Hashirama's eyes tracked the last bird as it disappeared into the endless field of blue that lay over the mountain. He seemed to be glowing from within, as if the sun were shining more brightly on him than on the surroundings. Petrefax shielded his eyes with a bone-white hand as the cracks in Hashirama's face deepened, and the light shone out from within. Finally, the shell of paper and dust that held Hashirama's soul captive fell apart. As the bits of detritus spiraled to the ground, his spirit soared upward, following the birds.

Petrefax turned to where his prentices were standing. Both were gaping at the sight they'd just seen. "Does...does that always happen?" one of them asked.

"No," Petrefax told them. "Most souls depart for the Sunless Lands immediately upon their death. This one was called back, and chose to stay behind even after his obligation had passed, for the sake of the one he loved." He searched in the pockets of his jacket for a few moments, finally retrieving a small, round acorn. He knelt by the red-stained patch of dirt that was the only sign Madara's body had ever rested there. With the blade of his boning knife, he dug a hole, the coppery tang of blood and the rich scent of the earth mixing in his nostrils. He set the acorn at the bottom of the hole and pushed the dirt back in on top of it.

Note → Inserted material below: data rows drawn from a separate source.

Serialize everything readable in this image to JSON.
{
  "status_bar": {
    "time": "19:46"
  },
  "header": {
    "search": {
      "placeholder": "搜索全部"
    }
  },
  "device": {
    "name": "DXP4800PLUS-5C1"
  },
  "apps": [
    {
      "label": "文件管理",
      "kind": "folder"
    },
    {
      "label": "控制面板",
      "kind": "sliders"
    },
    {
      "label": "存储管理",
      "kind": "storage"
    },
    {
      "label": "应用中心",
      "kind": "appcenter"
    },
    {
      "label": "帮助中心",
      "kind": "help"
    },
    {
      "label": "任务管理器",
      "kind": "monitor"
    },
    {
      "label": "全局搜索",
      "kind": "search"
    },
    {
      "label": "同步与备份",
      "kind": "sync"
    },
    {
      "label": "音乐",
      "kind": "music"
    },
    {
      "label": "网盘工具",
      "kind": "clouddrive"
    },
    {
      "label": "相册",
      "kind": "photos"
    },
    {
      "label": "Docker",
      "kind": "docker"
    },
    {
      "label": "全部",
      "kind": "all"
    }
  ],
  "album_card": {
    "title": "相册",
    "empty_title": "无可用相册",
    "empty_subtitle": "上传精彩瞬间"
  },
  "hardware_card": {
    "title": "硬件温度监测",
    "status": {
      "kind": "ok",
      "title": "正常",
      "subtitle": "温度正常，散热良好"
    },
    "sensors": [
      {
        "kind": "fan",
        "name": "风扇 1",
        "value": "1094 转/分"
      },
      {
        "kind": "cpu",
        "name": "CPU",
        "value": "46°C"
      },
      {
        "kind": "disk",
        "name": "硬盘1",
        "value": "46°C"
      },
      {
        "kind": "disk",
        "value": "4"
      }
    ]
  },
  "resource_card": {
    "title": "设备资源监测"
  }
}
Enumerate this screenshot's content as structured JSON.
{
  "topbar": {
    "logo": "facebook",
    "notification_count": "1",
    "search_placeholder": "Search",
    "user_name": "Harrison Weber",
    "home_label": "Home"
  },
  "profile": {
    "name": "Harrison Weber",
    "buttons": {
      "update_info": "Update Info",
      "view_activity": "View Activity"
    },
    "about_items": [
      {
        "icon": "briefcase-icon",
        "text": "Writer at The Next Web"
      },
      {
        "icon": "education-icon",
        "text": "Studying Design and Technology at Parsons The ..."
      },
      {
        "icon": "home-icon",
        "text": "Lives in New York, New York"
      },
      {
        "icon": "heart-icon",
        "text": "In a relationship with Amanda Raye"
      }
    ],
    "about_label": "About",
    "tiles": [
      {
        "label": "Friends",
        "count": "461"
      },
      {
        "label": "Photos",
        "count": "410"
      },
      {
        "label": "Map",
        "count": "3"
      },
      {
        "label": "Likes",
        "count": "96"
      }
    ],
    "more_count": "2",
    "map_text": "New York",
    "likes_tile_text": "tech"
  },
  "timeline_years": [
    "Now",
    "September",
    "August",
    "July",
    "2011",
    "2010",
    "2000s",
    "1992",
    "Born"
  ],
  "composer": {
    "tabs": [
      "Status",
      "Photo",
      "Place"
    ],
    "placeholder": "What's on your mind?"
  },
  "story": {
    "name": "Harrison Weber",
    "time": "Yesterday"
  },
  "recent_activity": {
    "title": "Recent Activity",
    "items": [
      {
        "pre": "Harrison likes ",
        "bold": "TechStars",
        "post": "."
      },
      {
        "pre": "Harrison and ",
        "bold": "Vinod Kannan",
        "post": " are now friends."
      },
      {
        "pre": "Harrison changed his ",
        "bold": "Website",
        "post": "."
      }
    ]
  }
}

"Is that part of the air burial ceremony?" one of his prentices inquired.

"Yes and no. It's not part of the ritual laid out in our books and scrolls, but it was the right thing to do. It was a way to honor the bonds that the deceased forged in his lifetime, and a reminder of the things that were important to him. And for us, those must always be the paramount concerns."

Petrefax gestured, and his prentices preceded him down the narrow mountain path.

The two former prentices, now masters in their own right, carried Petrefax's body up the mountain. After having having observed hundreds of burial rites, it was the air burial he had chosen for himself. The prentices laid his body carefully down on the ground, and one gathered kindling while the other unwrapped the corpse.

As one prepared to light the fire, the other placed his hand over hers. "I'm not sure that'll be needed. Look, the first of the birds is already here."

There was only one tree on the ledge, a mighty and towering oak, and he pointed to its upper branches. Squinting against the sun, the other apprentice saw a hawk with sand-tinted feathers resting there.

She smiled. "He hasn't come down from the sky. See, look there, by his feet. He's built his nest here. This tree is his home."

"Everything is given to the birds: the flesh, the lights, the meat, even the bones-rough ground and mixed with barley. Everything is swallowed by the sky."

-Hermas, "Cerements", Sandman Vol. 8: Worlds' End (by Neil Gaiman)

A/N: I actually started this around the time Issue 1 of Sandman: Overture came out, and was hoping to get it posted relatively quickly in honor of the new addition to the Sandman canon. But then my FrostIron Fest fic decided it wanted to be twice the length I'd been intending, so that plan went right out the window.

Worlds' End has always been my favorite volume of Sandman, and particularly the section set in Litharge, because of how many layers there are. I mean, you've got Mistress Veltis's story about the hidden chamber, which is being told by Hermas, which is being told by Petrefax, which is itself part of the larger story of the volume. (And apparently one of Mistress Veltis's other stories is about a master and prentices getting stuck at an inn where the price of admission is a story, so the whole thing is one giant Mobius strip of story.) And with the Naruto manga fast approaching its end, and the inevitable defeat and death of the series's final villain as part of that, a story that made use of Litharge seemed appropriate.

Reviews would be lovely!